◆ **THE PROBLEM**
Keeping every word in place, write out the entries that come next.
*** DATA RECORDS ***
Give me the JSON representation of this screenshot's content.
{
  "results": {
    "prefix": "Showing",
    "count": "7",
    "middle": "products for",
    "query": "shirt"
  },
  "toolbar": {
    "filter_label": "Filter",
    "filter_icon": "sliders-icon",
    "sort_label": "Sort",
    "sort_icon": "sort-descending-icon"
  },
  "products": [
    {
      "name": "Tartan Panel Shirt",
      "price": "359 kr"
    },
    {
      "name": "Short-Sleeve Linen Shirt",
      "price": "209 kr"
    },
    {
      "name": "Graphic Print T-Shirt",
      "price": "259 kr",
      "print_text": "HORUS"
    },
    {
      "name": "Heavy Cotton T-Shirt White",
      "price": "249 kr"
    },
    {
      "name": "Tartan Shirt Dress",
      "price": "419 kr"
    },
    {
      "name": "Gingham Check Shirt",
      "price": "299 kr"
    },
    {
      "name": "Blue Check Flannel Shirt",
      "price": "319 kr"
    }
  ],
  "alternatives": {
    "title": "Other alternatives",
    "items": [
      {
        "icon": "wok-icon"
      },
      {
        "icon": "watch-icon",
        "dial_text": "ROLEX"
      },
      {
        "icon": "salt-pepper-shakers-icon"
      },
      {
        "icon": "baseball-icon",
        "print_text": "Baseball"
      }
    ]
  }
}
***
◆ **EXERCISE RESULT**
Give me the JSON representation of this screenshot's content.
{
  "results": {
    "prefix": "Showing",
    "count": "7",
    "middle": "products for",
    "query": "shirt"
  },
  "toolbar": {
    "filter_label": "Filter",
    "filter_icon": "sliders-icon",
    "sort_label": "Sort",
    "sort_icon": "sort-descending-icon"
  },
  "products": [
    {
      "name": "Tartan Panel Shirt",
      "price": "359 kr"
    },
    {
      "name": "Short-Sleeve Linen Shirt",
      "price": "209 kr"
    },
    {
      "name": "Graphic Print T-Shirt",
      "price": "259 kr",
      "print_text": "HORUS"
    },
    {
      "name": "Heavy Cotton T-Shirt White",
      "price": "249 kr"
    },
    {
      "name": "Tartan Shirt Dress",
      "price": "419 kr"
    },
    {
      "name": "Gingham Check Shirt",
      "price": "299 kr"
    },
    {
      "name": "Blue Check Flannel Shirt",
      "price": "319 kr"
    }
  ],
  "alternatives": {
    "title": "Other alternatives",
    "items": [
      {
        "icon": "wok-icon"
      },
      {
        "icon": "watch-icon",
        "dial_text": "ROLEX"
      },
      {
        "icon": "salt-pepper-shakers-icon"
      },
      {
        "icon": "baseball-icon",
        "print_text": "Baseball"
      }
    ]
  }
}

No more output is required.